(Web page and app entries)

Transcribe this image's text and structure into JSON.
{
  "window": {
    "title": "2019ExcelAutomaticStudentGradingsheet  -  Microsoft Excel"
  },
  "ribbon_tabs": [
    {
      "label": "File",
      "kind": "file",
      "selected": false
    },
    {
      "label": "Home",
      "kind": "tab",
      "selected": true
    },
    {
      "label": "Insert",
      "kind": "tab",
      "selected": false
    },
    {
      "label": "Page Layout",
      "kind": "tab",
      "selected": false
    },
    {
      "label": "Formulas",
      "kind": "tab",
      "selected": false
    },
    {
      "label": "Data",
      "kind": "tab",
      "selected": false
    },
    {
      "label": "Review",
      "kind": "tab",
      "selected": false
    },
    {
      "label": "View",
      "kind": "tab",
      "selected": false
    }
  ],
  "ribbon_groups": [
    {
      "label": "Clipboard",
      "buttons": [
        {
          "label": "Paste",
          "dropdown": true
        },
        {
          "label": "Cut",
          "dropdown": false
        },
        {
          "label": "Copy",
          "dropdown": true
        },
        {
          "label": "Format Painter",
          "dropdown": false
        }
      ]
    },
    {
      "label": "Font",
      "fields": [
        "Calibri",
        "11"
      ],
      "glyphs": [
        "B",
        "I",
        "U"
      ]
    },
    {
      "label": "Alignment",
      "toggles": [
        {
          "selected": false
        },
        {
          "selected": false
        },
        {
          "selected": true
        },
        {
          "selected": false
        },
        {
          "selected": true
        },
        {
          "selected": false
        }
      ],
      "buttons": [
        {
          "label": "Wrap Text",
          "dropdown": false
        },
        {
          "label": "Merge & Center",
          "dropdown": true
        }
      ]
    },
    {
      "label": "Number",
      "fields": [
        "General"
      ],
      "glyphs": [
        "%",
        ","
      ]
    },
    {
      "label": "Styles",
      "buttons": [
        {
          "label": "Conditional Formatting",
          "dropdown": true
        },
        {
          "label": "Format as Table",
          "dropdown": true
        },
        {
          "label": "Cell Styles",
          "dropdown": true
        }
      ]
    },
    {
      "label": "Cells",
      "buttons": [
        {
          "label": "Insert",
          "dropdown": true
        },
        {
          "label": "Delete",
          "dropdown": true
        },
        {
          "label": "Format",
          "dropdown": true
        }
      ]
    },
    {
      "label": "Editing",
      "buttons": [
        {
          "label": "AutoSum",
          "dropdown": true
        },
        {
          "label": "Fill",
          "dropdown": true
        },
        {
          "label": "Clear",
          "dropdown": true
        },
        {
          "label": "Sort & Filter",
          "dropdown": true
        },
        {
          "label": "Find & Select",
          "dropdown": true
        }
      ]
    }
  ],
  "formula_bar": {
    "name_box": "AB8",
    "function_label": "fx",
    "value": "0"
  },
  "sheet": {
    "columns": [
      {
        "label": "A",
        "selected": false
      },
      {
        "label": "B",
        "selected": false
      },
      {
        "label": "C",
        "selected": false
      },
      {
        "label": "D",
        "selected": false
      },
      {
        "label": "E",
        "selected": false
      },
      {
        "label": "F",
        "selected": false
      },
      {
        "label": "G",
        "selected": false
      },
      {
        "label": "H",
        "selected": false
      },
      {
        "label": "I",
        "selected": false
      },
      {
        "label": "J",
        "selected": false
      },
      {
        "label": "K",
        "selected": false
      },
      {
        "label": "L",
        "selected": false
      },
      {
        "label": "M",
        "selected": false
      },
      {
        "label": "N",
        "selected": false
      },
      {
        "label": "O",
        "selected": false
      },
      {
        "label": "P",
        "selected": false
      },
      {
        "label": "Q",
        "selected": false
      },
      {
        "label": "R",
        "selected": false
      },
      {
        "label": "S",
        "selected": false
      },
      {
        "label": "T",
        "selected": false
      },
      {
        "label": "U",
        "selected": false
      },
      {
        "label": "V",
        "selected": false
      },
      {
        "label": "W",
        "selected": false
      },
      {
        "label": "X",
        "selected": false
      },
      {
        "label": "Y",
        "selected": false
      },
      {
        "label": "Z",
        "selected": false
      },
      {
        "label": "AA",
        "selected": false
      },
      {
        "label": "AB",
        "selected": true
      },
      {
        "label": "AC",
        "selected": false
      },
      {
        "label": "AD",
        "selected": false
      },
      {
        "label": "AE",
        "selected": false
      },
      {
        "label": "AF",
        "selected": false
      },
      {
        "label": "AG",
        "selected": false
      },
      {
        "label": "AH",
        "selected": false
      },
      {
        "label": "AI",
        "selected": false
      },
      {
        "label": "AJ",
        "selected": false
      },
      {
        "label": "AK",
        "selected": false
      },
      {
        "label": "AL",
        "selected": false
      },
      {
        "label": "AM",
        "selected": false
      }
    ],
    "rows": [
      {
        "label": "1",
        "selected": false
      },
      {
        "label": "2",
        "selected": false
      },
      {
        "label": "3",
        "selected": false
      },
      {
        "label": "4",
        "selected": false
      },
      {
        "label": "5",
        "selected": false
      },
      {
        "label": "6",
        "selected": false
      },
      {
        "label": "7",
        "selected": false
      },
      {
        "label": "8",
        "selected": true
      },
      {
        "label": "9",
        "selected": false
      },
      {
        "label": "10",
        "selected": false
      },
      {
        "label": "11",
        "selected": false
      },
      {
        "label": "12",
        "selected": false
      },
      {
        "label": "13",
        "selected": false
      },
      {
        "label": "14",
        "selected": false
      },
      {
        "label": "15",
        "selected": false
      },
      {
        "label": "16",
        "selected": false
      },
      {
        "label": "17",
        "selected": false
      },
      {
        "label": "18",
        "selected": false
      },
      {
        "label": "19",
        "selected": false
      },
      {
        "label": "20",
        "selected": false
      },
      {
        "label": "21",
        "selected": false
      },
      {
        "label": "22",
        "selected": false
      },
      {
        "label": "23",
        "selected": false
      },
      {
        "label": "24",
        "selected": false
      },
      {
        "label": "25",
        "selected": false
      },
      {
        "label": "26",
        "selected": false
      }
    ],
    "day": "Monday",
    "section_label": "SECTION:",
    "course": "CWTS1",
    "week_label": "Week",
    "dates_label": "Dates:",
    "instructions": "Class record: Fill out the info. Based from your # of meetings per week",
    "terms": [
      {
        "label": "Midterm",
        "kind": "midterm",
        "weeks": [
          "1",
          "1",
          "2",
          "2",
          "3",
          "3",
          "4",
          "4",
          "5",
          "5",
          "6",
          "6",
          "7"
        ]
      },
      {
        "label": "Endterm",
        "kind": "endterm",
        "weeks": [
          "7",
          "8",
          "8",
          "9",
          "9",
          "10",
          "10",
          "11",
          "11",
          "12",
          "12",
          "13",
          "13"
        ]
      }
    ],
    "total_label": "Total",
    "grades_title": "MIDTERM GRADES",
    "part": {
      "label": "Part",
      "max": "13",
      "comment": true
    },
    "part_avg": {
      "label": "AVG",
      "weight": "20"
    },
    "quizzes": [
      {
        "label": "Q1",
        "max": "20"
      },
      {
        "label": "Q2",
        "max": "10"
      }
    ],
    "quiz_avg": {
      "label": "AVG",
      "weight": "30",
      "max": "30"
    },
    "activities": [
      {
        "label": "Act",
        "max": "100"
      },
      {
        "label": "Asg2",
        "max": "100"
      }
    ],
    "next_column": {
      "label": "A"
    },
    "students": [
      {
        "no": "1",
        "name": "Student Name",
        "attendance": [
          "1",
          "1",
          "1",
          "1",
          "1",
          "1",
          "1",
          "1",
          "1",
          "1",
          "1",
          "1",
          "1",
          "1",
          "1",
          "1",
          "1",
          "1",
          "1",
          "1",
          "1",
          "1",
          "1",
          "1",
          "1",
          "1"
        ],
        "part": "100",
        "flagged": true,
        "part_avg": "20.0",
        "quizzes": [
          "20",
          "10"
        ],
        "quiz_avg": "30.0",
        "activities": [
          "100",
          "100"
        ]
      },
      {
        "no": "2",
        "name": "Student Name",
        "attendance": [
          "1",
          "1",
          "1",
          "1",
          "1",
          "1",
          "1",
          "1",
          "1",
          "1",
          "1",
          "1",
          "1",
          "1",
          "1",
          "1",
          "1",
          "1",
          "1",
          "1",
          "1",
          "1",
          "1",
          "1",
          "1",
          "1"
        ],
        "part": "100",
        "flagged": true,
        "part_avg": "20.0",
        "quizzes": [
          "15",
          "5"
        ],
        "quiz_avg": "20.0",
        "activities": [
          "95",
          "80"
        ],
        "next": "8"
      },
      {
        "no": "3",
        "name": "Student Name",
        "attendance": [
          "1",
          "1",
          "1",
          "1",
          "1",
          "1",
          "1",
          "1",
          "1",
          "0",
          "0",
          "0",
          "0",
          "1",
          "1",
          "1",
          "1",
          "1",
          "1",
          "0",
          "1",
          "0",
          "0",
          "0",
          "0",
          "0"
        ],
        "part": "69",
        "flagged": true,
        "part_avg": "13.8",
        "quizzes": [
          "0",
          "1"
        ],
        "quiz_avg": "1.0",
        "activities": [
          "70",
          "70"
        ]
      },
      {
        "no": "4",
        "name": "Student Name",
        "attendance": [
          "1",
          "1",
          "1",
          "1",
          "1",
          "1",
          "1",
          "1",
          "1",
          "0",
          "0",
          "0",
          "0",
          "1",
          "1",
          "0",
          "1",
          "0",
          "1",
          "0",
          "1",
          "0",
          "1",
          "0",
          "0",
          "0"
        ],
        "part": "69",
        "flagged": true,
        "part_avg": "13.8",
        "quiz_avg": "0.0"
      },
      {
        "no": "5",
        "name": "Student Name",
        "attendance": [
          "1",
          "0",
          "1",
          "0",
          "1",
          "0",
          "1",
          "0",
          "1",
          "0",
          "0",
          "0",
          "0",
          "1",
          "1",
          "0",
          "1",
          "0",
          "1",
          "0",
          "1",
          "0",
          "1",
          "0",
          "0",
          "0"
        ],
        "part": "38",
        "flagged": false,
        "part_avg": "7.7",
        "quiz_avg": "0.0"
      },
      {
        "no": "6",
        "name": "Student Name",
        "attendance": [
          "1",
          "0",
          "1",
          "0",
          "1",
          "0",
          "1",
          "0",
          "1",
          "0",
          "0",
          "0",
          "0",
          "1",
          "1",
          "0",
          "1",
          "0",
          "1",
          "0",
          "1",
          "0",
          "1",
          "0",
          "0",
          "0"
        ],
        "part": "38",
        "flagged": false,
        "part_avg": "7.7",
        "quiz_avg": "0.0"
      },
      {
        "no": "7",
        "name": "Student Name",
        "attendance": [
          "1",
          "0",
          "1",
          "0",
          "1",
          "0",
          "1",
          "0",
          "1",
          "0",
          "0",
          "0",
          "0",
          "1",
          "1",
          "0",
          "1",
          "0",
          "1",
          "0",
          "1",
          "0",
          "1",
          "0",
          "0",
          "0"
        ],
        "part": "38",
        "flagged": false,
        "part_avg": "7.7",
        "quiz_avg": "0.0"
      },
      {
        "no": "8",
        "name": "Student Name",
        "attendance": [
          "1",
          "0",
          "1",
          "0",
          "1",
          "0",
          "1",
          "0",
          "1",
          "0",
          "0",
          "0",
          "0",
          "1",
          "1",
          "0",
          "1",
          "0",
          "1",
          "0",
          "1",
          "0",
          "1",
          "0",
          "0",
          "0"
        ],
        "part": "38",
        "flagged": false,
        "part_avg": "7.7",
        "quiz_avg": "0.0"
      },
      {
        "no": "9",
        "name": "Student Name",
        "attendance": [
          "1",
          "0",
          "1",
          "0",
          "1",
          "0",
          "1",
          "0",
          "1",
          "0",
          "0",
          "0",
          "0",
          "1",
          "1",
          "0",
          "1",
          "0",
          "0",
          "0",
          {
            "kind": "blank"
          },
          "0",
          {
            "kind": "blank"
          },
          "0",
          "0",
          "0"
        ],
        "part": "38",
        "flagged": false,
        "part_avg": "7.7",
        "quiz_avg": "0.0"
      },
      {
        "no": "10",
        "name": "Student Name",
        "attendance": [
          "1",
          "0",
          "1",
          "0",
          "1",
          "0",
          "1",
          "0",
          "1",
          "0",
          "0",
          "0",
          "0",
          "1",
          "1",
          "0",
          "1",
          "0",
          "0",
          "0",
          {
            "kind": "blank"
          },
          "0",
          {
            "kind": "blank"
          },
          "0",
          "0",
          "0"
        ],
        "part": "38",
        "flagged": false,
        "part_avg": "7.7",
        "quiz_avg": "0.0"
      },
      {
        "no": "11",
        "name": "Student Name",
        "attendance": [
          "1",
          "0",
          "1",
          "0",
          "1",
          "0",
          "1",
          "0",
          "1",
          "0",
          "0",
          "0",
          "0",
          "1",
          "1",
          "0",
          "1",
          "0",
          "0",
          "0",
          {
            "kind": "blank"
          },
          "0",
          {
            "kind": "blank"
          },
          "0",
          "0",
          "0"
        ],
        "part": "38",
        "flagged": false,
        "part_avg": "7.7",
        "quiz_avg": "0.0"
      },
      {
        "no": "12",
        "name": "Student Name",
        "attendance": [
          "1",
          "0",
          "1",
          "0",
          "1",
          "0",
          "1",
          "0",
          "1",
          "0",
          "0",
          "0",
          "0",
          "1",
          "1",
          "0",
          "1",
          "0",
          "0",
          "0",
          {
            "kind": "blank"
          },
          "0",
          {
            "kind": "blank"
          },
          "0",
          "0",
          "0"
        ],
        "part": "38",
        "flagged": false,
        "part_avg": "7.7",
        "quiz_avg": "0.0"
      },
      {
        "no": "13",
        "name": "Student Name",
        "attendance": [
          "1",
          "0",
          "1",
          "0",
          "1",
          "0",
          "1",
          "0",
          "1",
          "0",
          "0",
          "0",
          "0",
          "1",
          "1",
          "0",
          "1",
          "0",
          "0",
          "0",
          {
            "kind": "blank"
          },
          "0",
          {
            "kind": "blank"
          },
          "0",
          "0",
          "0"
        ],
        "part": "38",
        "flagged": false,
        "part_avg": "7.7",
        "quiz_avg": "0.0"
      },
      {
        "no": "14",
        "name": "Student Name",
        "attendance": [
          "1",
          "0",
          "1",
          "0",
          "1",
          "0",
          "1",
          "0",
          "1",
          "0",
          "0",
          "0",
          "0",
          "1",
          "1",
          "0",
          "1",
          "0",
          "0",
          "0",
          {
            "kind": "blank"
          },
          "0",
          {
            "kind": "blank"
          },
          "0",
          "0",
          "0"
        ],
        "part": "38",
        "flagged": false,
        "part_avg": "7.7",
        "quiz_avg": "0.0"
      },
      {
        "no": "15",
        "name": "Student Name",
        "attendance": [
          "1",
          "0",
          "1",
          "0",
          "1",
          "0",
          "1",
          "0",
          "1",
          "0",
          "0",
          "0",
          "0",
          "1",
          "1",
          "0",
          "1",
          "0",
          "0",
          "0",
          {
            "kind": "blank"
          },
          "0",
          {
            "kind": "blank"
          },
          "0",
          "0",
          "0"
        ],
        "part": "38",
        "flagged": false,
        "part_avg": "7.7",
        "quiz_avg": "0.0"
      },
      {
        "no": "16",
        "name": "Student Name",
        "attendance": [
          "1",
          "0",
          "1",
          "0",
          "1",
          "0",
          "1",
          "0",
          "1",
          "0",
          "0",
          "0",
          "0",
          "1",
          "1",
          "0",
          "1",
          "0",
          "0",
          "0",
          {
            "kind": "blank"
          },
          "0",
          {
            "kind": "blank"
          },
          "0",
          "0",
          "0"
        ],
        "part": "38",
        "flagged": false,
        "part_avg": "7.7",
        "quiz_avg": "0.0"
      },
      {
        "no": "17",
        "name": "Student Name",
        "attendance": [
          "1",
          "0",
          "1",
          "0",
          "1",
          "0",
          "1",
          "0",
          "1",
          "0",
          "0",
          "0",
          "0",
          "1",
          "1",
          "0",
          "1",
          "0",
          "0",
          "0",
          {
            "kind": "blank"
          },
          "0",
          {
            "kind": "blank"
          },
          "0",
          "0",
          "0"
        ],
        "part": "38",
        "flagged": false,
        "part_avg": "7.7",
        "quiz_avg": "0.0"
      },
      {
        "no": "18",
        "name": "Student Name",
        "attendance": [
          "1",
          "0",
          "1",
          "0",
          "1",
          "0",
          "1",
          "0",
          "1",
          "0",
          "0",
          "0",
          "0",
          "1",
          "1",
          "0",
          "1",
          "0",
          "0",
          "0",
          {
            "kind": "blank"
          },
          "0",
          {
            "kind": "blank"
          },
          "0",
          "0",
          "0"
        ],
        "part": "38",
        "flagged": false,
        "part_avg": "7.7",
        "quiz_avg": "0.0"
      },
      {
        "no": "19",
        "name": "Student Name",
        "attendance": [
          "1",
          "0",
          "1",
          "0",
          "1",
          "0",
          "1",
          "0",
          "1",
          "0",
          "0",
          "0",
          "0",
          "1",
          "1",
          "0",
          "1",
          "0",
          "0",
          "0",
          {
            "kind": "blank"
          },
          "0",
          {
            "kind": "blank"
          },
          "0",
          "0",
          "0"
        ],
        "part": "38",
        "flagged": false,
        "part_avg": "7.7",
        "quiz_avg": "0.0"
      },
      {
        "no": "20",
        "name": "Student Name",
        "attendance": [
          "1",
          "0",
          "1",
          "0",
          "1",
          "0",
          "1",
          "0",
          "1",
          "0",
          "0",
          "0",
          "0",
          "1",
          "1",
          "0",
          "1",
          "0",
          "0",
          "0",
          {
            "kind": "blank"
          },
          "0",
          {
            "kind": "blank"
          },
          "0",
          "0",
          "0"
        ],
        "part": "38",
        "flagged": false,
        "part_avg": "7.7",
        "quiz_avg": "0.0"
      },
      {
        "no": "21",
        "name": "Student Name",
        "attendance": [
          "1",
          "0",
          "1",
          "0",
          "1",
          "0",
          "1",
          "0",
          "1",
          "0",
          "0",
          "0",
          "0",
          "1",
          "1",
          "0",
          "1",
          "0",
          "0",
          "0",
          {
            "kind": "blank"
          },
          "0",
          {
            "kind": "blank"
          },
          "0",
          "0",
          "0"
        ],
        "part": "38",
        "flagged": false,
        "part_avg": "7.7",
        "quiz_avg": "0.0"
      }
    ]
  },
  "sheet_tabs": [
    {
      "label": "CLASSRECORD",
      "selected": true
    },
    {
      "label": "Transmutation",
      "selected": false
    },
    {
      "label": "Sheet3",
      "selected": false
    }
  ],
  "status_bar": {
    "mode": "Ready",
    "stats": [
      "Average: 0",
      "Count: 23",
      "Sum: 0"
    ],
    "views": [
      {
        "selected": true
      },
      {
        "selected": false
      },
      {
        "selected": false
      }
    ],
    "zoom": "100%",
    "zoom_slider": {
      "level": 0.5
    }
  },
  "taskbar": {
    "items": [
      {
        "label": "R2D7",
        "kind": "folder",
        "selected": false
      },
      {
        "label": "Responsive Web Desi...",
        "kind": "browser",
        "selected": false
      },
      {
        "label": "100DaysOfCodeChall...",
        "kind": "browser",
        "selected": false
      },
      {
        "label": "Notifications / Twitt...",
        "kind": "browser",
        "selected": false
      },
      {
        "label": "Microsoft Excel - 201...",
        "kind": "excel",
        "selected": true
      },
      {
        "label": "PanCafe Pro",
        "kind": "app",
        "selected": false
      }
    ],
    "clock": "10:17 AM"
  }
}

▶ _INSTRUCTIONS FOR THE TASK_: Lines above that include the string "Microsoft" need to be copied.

▶ _EXERCISE SOLUTION_:
    "title": "2019ExcelAutomaticStudentGradingsheet  -  Microsoft Excel"
        "label": "Microsoft Excel - 201...",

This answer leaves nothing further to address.